### [Goal of the exercise]
The answer must be every line from the entries below that includes "venue".

Page and application data records:
_ _ _ _

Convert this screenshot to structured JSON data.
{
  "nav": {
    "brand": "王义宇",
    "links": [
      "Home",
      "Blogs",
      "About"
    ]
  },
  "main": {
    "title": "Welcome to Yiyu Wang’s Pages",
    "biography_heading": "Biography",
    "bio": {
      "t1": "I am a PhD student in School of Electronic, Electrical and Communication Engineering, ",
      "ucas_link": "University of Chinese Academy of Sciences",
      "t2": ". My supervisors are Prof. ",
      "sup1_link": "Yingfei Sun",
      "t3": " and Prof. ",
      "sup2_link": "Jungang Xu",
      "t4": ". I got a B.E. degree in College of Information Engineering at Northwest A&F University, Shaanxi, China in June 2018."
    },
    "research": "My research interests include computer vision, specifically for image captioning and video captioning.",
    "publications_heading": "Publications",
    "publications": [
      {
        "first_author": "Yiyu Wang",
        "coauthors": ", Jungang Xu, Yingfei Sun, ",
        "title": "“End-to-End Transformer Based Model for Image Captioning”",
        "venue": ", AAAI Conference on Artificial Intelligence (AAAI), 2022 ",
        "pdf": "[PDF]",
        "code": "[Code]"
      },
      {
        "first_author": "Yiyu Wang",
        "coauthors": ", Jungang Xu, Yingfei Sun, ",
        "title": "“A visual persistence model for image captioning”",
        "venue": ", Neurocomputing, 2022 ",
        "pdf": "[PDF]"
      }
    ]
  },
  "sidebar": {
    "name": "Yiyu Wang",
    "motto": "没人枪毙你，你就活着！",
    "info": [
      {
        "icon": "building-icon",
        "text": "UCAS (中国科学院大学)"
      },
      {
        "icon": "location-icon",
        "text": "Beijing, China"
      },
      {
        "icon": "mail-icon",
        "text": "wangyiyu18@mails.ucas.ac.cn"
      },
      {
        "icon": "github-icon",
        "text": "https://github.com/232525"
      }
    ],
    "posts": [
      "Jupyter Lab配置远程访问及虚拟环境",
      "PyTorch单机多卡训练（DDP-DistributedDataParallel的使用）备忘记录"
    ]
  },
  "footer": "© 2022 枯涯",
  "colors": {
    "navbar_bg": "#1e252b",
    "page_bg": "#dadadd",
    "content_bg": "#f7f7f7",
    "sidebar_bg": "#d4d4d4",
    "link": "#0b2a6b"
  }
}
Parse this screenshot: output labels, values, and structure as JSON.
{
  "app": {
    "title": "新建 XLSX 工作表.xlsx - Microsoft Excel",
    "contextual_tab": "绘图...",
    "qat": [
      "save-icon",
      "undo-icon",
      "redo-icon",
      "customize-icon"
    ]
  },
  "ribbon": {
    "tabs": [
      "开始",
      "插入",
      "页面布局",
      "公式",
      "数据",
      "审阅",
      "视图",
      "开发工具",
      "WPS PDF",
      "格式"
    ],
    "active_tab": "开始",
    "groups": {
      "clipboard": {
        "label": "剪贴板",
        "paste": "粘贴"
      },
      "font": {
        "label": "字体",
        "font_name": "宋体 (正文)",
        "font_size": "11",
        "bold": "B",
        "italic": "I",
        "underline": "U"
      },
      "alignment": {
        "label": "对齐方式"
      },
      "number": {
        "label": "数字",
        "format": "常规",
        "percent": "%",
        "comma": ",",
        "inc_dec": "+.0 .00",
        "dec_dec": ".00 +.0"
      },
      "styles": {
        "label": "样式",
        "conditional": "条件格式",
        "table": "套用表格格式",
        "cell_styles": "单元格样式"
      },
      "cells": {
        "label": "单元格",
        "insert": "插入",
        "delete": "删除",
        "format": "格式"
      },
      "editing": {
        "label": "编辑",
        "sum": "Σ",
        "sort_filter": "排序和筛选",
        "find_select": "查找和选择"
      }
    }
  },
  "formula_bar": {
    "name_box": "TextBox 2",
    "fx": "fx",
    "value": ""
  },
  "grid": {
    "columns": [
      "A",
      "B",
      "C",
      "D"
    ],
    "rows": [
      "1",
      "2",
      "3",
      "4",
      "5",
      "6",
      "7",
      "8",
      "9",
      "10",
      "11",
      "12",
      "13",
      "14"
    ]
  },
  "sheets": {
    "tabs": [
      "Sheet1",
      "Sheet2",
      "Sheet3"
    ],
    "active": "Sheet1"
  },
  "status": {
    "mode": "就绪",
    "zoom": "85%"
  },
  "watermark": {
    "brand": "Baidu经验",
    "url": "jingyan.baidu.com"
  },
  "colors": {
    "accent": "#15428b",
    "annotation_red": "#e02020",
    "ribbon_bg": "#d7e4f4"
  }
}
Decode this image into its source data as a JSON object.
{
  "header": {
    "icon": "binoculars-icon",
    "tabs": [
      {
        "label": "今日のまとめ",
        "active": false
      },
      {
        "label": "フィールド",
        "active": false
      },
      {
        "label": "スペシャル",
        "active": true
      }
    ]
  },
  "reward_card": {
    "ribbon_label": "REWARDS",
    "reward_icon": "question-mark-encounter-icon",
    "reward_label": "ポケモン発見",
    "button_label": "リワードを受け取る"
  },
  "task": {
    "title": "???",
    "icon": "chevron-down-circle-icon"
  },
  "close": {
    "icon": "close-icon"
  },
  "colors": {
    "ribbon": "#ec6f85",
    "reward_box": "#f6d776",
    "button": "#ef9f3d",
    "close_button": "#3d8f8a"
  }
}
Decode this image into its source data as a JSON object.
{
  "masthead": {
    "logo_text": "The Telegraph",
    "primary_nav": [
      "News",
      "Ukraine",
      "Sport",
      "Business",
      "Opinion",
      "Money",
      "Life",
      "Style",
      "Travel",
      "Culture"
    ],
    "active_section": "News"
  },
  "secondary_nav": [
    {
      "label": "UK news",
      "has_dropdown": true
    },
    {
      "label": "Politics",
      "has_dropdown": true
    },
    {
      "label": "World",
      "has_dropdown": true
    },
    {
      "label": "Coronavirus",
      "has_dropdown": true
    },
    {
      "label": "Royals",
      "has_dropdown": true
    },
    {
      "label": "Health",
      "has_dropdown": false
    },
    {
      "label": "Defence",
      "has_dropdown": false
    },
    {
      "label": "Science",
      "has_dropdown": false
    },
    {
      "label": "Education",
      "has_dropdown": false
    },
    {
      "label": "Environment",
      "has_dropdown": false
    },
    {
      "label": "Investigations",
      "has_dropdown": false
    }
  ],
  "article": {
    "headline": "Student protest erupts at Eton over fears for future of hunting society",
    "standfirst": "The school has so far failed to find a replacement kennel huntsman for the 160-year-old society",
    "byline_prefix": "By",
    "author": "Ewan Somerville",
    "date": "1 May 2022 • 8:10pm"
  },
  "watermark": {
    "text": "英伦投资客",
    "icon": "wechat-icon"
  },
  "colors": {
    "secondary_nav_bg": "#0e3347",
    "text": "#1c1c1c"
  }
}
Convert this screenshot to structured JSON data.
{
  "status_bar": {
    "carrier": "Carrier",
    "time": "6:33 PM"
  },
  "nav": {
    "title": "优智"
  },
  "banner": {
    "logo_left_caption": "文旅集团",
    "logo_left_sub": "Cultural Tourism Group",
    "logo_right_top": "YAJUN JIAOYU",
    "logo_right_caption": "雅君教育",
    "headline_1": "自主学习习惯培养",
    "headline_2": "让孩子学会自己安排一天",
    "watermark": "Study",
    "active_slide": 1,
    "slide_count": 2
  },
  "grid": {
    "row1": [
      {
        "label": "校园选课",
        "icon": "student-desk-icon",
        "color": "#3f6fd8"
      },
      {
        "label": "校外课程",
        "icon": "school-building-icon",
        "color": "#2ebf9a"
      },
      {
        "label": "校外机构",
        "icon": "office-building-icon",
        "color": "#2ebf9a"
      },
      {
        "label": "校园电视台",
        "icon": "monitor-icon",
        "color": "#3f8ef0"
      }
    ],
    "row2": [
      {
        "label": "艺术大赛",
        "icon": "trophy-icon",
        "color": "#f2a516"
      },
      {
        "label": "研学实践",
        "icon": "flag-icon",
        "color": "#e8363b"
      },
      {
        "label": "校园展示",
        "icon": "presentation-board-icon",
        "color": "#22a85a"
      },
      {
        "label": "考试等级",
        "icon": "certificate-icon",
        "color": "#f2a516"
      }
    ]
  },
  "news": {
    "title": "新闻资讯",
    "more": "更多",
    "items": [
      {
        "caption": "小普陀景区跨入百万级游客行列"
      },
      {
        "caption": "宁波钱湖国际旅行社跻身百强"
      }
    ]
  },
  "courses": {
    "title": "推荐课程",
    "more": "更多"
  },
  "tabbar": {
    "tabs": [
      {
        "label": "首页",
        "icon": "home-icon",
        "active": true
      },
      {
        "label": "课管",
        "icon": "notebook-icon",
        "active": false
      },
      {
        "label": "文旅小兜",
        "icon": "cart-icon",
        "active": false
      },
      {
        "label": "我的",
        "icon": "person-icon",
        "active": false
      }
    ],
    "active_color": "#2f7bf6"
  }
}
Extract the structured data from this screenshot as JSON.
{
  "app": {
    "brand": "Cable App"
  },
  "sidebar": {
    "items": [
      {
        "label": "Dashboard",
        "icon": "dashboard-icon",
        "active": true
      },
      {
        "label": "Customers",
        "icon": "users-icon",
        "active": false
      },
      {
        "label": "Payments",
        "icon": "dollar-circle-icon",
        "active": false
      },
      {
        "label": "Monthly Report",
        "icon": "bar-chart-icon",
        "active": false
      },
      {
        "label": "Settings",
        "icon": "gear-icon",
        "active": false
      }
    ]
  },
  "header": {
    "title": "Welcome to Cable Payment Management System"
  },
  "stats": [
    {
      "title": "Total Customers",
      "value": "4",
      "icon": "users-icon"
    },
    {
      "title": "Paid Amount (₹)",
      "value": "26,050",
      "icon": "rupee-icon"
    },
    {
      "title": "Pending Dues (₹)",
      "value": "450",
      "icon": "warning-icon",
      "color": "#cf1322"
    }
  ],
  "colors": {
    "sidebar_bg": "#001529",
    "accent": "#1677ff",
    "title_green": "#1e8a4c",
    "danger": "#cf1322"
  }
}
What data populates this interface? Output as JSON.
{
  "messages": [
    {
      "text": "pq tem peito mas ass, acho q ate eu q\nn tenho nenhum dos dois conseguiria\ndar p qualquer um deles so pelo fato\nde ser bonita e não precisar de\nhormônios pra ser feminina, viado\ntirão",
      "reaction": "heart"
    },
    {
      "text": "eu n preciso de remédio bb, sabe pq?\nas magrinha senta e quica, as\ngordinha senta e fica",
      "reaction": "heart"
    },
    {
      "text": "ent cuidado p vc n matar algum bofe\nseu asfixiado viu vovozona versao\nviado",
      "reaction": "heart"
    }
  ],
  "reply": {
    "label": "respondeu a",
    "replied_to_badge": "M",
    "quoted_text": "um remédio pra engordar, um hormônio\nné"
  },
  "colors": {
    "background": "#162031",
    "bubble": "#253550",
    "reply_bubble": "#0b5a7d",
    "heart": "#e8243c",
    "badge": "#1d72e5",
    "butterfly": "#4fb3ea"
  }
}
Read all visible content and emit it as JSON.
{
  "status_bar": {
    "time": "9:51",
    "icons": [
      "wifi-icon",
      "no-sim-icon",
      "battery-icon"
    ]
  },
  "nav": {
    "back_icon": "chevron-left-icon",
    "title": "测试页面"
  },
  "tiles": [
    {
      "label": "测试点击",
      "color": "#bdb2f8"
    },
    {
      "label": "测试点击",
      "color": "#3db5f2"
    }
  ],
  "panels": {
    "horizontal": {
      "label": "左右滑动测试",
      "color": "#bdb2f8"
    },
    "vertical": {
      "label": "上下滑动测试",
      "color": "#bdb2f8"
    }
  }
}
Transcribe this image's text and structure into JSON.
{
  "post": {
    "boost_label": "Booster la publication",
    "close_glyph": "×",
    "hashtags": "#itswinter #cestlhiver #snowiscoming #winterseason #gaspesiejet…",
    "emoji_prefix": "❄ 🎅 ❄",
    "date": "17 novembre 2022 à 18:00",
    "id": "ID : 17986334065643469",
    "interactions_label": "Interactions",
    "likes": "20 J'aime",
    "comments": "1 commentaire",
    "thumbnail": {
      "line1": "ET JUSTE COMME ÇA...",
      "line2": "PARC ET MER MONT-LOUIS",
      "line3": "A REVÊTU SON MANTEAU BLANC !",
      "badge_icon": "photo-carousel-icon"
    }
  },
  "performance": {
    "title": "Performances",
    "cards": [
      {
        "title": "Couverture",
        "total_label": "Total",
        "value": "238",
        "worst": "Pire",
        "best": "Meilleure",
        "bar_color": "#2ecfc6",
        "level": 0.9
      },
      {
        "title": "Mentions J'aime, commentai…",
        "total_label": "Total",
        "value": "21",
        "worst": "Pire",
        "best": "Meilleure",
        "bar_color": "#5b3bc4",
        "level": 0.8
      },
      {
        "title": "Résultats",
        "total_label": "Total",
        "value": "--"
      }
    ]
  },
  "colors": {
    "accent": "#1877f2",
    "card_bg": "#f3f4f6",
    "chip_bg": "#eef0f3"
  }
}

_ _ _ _

### [Written answer]
        "venue": ", AAAI Conference on Artificial Intelligence (AAAI), 2022 ",
        "venue": ", Neurocomputing, 2022 ",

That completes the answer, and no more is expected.